The reply should be a single number: the count of lines below that contain the word "Auto".
══ Dataset entries ══
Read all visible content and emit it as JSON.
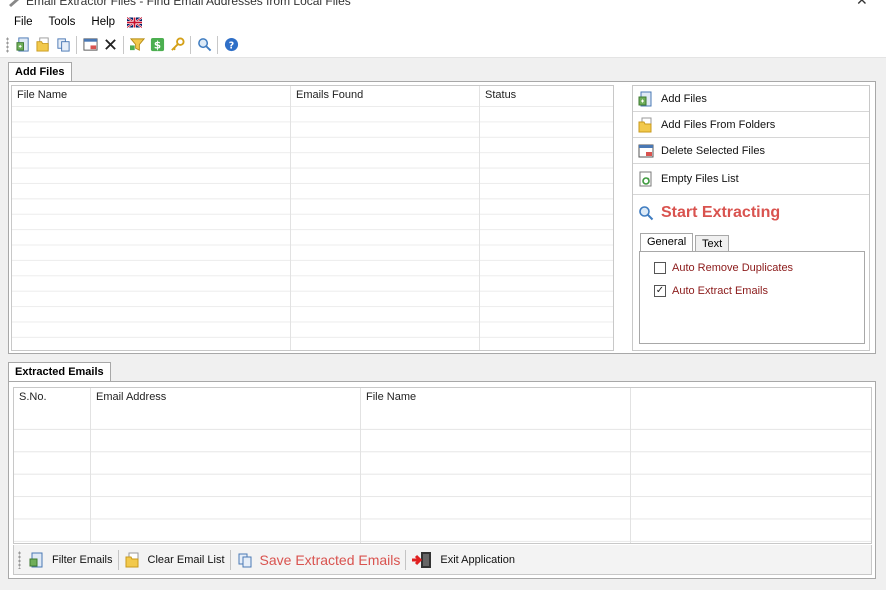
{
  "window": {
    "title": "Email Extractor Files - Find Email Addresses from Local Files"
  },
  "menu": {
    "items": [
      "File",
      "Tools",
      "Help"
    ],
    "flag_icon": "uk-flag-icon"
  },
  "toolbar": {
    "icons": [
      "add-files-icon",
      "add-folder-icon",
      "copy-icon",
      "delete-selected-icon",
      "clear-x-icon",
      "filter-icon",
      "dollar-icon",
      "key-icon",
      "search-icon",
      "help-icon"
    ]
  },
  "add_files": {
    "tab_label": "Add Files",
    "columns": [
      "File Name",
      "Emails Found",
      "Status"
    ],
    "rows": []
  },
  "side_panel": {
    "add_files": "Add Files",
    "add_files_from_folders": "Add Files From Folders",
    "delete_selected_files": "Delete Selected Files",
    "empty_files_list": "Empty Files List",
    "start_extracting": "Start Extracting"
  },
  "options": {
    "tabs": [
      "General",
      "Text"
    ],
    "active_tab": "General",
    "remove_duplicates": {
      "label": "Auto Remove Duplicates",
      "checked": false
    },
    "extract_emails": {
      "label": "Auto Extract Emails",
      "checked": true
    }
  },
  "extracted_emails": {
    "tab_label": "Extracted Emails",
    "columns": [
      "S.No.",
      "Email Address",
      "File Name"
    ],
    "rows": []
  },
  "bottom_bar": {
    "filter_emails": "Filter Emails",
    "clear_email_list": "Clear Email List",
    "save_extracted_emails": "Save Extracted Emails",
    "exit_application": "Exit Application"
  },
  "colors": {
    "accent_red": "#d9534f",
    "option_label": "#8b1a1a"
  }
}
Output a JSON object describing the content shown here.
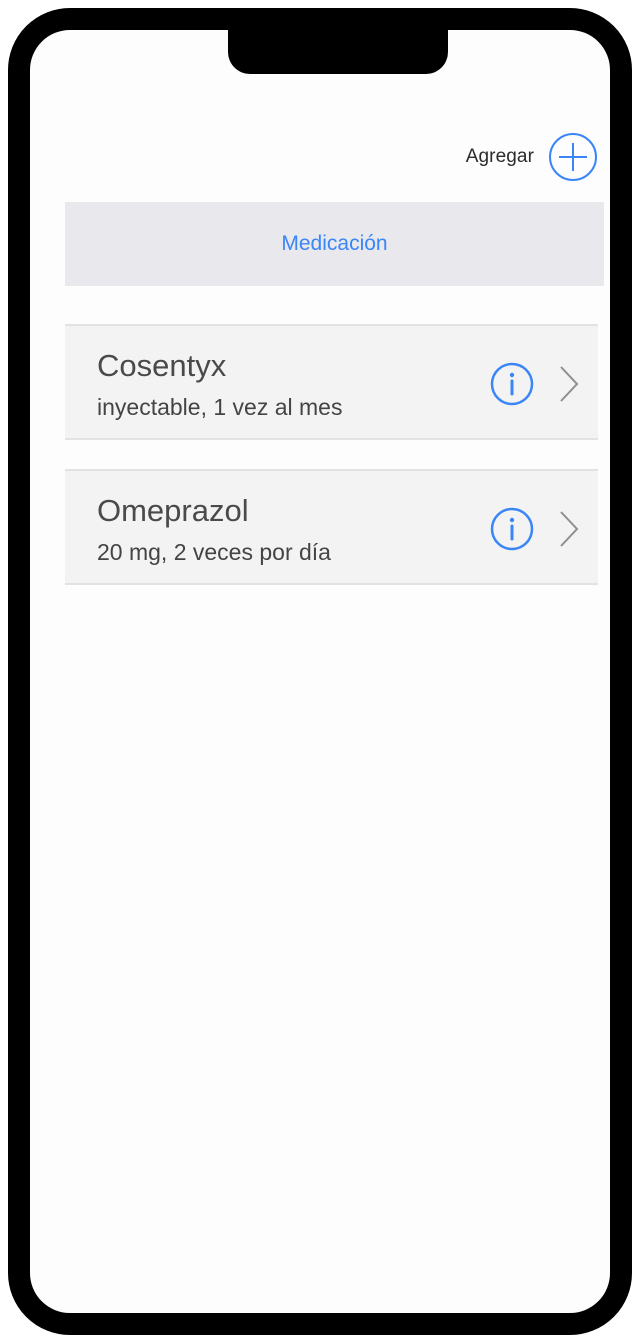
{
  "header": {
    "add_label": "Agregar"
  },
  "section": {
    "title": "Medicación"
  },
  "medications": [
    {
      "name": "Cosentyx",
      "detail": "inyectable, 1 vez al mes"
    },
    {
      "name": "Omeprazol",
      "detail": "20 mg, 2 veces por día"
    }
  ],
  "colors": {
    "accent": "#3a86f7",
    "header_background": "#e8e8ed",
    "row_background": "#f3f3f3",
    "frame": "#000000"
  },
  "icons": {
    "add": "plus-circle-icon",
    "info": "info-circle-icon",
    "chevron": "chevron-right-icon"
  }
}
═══
* Task result *
2